It's been almost 30 years since the television series Mike Hammer, based on the novels by Mickey Spillane and starring Stacy Keach as the iconic private eye. Now, Warner Bros. has acquired the feature film rights to the "Mike Hammer" novels, although details are sketchy on the concept for any potential movies. (With thanks to Omnimystery News for the tip.)
Filming will soon start on Ombra Films' project, Mindscape, scripted by Guy Holmes and directed by Jorge Dorado, with a cast that includes Mark Strong, Taissa Farmiga and Brian Cox. The plot follows a man with the ability to enter people’s memories who tries to determine if a 16-year-old girl is a psychopath, a victim of trauma, or both.
Universal Pictures continues to pursue its remake of the gangster film Scarface, hiring Paul Attanasio to rewrite the movie from the original draft by David Ayer. The plan is to reimagine Scarface in a contemporary setting, rather than have it be a remake or a sequel.
The first film based on James Patterson's fictional detective Alex Cross, with Tyler Perry as the famous Washington D.C. crimefighter/psychologist, opened just this past Friday (to mixed reviews), but a sequel is apparently already in the works.
Universal Pictures and producer Scott Stuber have optioned the Derek Haas spy thriller novel The Right Hand. The book is focused on Austin Clay, a spy whose work is so covert that the government won’t even admit he exists, sent to track down a missing American operative in Russia.
Blackout, an action thriller based on a script by Sidney King, is closer to becoming a movie project. The plot centers on a cop transporting a mysterious and dangerous criminal across town when a city-wide blackout plunges them into darkness and chaos.
The CWA handed out the winners for its film/TV Dagger Awards last Thursday. The Film Dagger went to Tinker Tailor Soldier Spy, while the The TV Dagger was given to Sherlock: Series 2. Other awards included The International TV Dagger to The Bridge; The Best Actress Dagger to Claire Danes for Homeland; The Best Actor Dagger to Benedict Cumberbatch for Sherlock; The Best Supporting Actress Dagger to Kelly Macdonald for Boardwalk Empire; The Best Supporting Actor Dagger to Martin Freeman for Sherlock. Also, the Best Detective Duo chosen by public vote was awarded to Lewis' DI Robbie Lewis and DS James Hathaway. (Hat tip The Rap Sheet.)

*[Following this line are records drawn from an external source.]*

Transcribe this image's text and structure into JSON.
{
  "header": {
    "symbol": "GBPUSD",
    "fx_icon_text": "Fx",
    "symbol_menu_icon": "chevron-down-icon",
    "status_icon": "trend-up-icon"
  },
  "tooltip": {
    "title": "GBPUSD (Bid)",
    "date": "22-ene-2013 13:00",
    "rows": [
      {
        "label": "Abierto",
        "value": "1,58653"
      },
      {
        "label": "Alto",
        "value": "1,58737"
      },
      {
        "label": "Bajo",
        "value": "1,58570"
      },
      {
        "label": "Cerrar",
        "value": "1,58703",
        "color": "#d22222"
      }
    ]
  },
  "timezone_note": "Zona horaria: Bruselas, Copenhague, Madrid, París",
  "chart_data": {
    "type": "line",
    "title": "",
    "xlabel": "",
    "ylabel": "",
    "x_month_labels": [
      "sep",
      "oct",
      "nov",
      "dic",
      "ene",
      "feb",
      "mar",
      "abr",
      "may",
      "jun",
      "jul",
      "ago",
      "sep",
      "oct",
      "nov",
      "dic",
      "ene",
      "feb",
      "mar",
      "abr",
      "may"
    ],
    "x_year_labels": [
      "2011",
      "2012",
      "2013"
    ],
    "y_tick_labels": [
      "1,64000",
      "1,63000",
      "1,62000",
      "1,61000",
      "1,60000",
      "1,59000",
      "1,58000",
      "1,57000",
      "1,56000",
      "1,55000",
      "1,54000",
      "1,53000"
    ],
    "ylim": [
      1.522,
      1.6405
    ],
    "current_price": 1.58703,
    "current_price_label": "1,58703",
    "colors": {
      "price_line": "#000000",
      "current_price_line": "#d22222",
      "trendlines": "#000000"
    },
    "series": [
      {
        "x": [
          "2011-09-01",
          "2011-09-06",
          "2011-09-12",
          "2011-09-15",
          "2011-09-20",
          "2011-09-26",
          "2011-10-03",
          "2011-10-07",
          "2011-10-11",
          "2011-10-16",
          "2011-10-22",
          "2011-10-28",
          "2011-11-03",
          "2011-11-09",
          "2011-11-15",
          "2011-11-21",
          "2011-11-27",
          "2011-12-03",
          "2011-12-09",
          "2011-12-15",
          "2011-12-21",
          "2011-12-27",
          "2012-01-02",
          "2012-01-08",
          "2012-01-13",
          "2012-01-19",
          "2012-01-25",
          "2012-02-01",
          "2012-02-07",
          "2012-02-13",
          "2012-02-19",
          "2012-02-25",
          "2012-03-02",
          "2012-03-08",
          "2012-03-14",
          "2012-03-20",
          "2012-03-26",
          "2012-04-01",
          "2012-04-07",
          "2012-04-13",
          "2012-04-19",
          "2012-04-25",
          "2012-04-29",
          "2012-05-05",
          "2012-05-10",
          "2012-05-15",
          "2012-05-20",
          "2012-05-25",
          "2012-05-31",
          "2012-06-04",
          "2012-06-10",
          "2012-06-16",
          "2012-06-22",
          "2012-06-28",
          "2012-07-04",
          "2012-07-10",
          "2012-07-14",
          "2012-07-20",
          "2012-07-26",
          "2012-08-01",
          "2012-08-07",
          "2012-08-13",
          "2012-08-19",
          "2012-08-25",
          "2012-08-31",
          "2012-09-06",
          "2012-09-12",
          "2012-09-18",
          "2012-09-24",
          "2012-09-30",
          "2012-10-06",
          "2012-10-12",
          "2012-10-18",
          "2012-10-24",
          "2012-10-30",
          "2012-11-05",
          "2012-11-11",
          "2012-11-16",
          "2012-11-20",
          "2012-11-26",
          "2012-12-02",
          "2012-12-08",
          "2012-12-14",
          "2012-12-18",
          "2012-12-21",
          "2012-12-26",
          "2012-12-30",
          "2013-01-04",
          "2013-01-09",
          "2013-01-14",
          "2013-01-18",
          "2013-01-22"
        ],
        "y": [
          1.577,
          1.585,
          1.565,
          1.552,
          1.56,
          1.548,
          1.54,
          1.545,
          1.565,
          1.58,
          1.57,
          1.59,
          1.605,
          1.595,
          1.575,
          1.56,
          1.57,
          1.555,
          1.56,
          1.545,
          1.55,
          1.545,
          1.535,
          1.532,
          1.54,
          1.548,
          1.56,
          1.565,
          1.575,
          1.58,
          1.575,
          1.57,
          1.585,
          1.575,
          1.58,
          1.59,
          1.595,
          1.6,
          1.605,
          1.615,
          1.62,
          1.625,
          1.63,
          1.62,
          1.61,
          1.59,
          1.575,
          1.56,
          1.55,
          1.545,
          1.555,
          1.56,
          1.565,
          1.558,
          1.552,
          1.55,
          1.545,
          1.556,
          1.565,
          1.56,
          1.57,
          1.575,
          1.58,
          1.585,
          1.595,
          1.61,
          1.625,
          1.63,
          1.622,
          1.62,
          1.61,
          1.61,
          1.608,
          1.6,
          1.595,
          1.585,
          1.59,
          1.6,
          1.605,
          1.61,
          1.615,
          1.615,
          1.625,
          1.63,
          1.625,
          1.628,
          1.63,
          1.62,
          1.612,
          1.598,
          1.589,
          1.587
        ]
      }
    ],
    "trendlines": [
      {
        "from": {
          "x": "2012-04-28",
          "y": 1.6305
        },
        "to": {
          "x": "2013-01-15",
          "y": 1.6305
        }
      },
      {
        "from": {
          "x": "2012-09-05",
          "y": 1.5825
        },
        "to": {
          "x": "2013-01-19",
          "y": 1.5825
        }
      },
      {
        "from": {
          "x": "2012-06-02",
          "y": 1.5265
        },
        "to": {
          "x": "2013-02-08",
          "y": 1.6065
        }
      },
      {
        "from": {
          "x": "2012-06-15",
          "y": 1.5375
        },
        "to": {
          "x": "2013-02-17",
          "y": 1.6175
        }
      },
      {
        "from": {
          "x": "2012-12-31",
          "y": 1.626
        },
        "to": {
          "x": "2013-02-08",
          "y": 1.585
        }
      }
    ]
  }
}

BBC America renewed its historical police procedural series Copper for a second season. The series, which centers on an Irish immigrant cop (played by Tom Weston-Jones) in 1864 New York, premiered in August with 1.1 million total viewers, the largest audience ever for a BBC America series debut.
CBS ordered two crime drama pilots, a project set in New Orleans titled The Big Easy, and Darkness Falls, a police procedural of sorts, in which an FBI psychologist and a homicide specialist "journey into small communities around the country to solve the darkest, most twisted single murders."
ABC bought American rights to the Dutch series Sea Of Fire, which will be adapted by Steve Maeda (The X-Files) and produced by Sony Pictures TV. The original series centered on three teenage girls who star in a pornographic film, a decision that "tears their families apart and leads to a disappearance, a murder and host of other secrets boiling under the surface."
Crime Time Preview summarizes upcoming crime dramas to be broadcast on BBC and ITV in the UK, some of which will show up in U.S. markets later in the year (e.g. Sherlock with Benedict Cumberbatch and John Freeman).
Patricia Cornwell joined CBS's This Morning to promote her new novel, The Bone Bed, and noted that she was "the pop culture mother of CSI."